History shows that people usually don’t know when we are about to win. We are lousy at knowing whether we have a chance at victory.
When people struggling for liberty and justice face seemingly overwhelming power and impossible odds, they can suddenly breakthrough and win when things seem most hopeless and they least expect victory.
Why We Underestimate Our Chances
Well, for one thing, it is impossible to know what’s going on in the other camp. The oppressors might seem invincible, but there are often schisms and rifts which are tearing the enemy apart from within. The bad guys might be extremely vulnerable because they are busy fighting with each other. They might be merely putting a false public image of unity . . . one which is dropped the minute the cameras stop rolling.
In addition – as I learned as a kid in karate class – even the toughest opponent has vulnerabilities. No matter how big the lug you’re fighting is, hit him in one of his vulnerable spots, and he’s going down. In struggles for freedom and justice as well, if you identify and focus on the bad guy’s vulnerabilities, you can win no matter how poorly the fight seems to have been going.
Moreover, the opponent might be affected by what we do a lot more than we realize. You’ve seen it in horror and martial arts movies. The good guy has given his best shot at the monster. But the monster doesn’t seem to be fazed in the least . . . he glowers and starts walking threateningly towards the good guy, who is flat on his back. It seems like the good guy is finished.
But at the last minute, the monster falls over and dies, and we see for the first time that the good guy had earlier mortally wounded the monster in some way.
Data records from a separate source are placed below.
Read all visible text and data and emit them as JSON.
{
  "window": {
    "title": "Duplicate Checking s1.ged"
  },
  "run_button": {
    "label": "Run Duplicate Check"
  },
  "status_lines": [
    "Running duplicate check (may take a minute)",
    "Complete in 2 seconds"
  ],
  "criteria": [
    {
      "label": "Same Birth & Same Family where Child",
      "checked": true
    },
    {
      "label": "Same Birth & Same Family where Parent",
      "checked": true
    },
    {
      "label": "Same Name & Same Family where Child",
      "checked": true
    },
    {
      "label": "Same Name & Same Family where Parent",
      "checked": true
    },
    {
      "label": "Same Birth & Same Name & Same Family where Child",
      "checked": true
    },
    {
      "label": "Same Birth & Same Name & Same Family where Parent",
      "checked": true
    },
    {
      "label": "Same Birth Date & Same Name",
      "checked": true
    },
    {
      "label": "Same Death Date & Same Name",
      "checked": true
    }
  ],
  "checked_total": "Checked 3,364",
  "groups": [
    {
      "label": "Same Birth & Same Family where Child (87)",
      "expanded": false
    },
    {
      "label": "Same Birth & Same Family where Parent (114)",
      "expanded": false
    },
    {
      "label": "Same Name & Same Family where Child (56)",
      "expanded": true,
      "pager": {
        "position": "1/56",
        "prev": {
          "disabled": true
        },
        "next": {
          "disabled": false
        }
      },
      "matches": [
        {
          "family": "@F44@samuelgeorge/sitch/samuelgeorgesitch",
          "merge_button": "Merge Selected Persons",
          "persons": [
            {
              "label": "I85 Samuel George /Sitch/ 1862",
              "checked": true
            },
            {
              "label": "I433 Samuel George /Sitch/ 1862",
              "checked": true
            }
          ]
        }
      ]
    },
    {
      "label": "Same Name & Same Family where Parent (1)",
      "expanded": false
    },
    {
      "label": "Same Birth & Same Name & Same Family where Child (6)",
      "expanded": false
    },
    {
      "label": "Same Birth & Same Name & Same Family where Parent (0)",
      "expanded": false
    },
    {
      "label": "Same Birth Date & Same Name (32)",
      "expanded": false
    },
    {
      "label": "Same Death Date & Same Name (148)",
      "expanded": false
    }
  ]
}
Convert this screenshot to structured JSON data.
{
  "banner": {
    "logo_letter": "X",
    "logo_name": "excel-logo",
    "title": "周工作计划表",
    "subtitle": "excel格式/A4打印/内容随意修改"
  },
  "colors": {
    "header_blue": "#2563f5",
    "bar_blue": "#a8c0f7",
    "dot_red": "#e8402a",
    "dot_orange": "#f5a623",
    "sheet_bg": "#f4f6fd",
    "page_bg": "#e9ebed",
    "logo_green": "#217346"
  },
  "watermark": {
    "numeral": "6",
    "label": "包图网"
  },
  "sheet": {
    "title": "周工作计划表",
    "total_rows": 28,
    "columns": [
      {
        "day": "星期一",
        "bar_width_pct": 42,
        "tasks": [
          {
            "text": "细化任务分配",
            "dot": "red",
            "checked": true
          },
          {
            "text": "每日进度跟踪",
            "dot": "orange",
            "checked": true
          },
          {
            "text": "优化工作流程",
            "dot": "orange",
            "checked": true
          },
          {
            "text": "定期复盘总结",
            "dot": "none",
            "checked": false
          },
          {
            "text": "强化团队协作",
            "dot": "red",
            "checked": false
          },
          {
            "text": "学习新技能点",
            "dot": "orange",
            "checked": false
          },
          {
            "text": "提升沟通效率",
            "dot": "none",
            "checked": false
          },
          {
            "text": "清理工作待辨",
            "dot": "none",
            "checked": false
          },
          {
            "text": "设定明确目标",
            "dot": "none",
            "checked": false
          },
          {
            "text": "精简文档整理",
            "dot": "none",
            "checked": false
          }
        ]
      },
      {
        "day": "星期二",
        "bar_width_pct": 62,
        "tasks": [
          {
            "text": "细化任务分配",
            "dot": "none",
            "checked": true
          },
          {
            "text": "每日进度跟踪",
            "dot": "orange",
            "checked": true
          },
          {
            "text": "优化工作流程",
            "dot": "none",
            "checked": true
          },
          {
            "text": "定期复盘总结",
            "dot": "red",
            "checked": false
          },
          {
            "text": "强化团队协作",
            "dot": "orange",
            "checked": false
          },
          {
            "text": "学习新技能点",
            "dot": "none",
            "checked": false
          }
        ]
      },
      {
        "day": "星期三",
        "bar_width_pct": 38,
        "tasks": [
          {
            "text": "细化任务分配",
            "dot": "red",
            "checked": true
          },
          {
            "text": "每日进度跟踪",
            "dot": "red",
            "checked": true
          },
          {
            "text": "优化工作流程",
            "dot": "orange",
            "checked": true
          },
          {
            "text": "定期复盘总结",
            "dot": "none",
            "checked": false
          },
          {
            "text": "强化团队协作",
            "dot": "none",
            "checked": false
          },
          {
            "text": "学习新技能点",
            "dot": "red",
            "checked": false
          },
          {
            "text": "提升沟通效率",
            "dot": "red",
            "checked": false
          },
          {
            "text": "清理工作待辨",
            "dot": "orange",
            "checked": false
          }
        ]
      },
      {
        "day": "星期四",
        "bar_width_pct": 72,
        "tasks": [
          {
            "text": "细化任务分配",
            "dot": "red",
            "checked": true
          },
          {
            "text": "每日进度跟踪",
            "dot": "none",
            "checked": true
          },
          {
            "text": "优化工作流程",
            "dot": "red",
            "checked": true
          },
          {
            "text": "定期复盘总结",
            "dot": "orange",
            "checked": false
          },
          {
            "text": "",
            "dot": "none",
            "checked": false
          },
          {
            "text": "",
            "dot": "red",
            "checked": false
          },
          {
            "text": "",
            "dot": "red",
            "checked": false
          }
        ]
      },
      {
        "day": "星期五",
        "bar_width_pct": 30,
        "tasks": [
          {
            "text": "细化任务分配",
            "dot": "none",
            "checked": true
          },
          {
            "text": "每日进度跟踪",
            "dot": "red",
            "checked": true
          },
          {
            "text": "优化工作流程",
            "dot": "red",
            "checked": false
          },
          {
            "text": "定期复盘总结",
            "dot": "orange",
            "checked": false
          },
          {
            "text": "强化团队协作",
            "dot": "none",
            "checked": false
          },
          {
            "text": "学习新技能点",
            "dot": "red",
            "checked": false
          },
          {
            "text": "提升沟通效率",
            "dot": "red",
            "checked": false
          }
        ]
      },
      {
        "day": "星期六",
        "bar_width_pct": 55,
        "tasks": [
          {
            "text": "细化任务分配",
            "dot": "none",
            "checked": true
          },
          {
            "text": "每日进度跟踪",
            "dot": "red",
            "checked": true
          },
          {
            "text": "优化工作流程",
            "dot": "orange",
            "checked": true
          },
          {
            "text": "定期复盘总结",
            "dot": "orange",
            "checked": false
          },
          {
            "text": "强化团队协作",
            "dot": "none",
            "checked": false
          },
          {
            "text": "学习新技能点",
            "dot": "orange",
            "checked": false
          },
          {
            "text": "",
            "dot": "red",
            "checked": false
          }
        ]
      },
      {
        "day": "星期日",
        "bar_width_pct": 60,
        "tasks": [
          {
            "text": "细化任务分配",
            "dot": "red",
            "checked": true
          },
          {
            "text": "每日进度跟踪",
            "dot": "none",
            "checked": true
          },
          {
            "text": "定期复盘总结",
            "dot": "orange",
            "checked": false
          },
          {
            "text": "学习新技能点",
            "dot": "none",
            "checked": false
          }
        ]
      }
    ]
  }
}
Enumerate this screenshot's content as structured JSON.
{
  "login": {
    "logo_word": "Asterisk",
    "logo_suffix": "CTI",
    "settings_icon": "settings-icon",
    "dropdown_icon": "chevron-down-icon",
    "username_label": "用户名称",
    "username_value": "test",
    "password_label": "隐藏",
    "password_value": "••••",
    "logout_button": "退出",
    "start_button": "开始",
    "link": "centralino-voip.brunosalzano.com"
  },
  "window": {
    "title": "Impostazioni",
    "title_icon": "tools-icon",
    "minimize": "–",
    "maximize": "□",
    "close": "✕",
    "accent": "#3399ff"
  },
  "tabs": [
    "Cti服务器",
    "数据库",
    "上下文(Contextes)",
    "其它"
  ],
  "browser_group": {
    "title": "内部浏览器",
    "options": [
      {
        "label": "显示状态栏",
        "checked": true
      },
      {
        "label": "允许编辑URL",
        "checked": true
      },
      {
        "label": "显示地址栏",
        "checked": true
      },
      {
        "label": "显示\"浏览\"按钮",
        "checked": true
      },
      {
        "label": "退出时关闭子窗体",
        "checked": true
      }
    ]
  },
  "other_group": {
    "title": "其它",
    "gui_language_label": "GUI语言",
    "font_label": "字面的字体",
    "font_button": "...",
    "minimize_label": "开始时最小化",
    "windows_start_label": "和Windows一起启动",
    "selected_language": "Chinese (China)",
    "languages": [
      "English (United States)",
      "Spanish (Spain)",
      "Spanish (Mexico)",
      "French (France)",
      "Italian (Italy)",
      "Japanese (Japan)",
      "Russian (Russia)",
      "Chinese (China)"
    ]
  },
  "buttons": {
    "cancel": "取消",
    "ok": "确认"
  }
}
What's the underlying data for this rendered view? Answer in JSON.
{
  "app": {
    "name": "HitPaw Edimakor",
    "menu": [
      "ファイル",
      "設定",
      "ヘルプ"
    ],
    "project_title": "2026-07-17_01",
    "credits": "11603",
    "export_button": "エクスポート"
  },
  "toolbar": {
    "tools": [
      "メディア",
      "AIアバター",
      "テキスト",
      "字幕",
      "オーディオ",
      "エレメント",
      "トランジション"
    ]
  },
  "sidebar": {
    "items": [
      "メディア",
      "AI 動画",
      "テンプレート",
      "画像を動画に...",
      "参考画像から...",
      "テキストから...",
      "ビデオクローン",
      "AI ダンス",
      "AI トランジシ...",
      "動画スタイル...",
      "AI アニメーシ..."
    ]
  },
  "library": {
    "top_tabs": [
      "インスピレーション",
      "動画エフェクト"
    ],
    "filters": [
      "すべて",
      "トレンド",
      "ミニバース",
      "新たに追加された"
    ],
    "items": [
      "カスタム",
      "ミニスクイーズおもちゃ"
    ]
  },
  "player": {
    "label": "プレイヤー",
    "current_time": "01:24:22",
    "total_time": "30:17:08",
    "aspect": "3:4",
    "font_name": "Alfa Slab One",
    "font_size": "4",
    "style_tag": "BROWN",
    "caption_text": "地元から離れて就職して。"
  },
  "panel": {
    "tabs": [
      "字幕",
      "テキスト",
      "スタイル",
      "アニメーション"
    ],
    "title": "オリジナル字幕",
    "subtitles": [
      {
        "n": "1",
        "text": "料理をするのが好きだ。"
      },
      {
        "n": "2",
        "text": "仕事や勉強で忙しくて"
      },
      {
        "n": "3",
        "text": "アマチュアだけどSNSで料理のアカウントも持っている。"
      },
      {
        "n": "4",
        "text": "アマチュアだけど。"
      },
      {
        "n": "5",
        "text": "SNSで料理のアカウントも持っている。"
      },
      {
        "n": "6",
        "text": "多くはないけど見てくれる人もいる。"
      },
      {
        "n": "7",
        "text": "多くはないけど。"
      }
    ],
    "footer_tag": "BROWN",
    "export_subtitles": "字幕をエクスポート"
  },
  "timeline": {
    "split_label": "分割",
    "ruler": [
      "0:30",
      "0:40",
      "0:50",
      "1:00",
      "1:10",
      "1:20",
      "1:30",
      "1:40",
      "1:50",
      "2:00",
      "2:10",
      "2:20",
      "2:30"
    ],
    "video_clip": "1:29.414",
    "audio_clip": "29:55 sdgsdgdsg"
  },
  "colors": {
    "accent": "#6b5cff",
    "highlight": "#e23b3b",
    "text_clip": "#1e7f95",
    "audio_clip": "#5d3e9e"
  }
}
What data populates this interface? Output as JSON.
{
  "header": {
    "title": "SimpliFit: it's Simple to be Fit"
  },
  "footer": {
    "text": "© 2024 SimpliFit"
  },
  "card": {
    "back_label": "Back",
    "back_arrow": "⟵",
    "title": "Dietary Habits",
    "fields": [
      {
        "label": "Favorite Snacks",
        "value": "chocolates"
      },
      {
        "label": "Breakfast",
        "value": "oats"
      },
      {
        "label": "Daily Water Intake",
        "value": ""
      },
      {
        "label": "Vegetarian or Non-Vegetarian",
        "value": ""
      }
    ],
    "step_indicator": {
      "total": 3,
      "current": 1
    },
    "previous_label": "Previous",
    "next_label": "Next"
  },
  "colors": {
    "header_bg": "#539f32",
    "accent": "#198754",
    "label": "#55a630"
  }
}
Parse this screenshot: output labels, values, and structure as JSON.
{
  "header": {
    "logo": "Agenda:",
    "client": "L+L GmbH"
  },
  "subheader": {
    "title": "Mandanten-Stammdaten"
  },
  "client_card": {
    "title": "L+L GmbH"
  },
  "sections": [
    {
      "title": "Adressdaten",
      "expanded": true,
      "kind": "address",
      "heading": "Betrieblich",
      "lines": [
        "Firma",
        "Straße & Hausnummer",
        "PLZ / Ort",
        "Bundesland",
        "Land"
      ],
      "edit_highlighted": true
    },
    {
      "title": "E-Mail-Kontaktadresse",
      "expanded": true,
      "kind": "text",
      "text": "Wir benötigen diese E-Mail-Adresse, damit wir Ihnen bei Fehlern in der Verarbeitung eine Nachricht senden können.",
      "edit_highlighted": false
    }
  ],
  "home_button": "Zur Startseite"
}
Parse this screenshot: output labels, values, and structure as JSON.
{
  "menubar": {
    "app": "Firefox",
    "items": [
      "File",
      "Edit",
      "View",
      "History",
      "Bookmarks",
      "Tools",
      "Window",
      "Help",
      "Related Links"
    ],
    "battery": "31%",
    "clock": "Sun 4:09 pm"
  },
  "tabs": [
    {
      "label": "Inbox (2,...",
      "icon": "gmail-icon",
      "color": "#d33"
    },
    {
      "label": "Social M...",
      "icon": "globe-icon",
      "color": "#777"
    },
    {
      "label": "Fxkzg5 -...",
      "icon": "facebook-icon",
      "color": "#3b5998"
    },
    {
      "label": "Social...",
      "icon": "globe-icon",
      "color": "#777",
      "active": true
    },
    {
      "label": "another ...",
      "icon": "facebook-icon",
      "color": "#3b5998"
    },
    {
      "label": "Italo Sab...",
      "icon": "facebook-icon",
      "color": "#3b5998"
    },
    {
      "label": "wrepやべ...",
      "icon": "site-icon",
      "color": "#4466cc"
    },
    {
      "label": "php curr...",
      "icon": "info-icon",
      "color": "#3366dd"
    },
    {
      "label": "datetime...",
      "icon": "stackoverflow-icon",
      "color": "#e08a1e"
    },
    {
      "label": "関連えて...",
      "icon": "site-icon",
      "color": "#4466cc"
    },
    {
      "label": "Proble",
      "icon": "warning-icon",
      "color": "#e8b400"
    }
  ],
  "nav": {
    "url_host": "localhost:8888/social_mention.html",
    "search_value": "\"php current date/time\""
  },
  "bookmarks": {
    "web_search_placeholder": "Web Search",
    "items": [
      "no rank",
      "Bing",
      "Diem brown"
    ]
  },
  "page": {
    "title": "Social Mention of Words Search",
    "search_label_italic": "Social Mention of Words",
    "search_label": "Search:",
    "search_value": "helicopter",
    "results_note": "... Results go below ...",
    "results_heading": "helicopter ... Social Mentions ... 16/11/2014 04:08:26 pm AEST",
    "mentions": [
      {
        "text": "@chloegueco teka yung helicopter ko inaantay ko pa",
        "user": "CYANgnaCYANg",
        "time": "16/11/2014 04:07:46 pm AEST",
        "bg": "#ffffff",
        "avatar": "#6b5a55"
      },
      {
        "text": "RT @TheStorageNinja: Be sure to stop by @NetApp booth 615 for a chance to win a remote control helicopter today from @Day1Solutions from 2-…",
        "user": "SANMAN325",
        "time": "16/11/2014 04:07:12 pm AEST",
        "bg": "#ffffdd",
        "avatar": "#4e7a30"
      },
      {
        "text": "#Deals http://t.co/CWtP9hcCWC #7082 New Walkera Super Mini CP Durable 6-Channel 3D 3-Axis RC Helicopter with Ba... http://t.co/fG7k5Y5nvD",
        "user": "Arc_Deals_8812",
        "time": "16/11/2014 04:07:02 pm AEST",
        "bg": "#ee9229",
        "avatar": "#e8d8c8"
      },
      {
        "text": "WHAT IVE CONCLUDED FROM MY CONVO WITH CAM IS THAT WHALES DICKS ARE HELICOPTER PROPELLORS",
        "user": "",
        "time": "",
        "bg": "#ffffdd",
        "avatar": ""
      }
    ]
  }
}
There is often a lag time between what we do and our ability to see the effect on our opponents. It may be that our activism is having a tremendous effect and is pummeling the forces of tyranny, but that the weakened and wounded tyrants are simply bluffing and putting on a strong front to keep us intimidated. Don’t stop fighting just because the effects of our actions haven’t yet become visible.
In addition, it is often difficult at any given time to see which historical trend will end up being the most important one. In other words, there are always competing trends and forces, and something which doesn’t seem very important at the time can end up winning the battle in the long-run.
As just one example, the Soviet Union collapsed partly because Russians watched images of prosperity on American tv, and decided they weren’t going to put up with what they had. The communist leaders didn’t think that letting in American tv programs would have such a huge influence on their population’s willingness to put up with communist repression. But it did.
There are historical trends which we are not even currently aware of which might end up ensuring our victory.
(Finally, while the enemy might appear to have overwhelming force, they may be “paper tigers”, with much weaker resources than it seems. More on this in a later essay.)
Don’t Quit Now
Bottom line . . . don’t quit now.
It is possible that we are mere days away from starting to hold the tyrants responsible for their war crimes, false flag terror, illegal spying, and other unlawful acts. The Red Cross finding Bush guilty of war crimes is significant (while it is not a U.S. institution, it is an important one).
The House Judiciary’s non-impeachment impeachment hearing is clearly an attempt to bury real impeachment actions. But it may end up leading to real action.
Personally, when I’ve given up, I’ve often learned that I could have won had I just hung in there a little longer. I’ve regretted not persisting. I’ve learned to keep my head down and to keep on pushing.
We don’t know how close to victory we are. Now is not the time to quit . . . it is time to redouble our efforts.
Of course, I understand how serious things are, and how dire our situation is. I am not trying to minimize those threats.
However, I think the main problem is that people are not taking any action because they have given up all hope.
We don’t know what the future holds. In that very uncertainty, there lies the possibility that we can make things better.
Hope frees us to take action . . . and action can turn things around. Hope is therefore vital.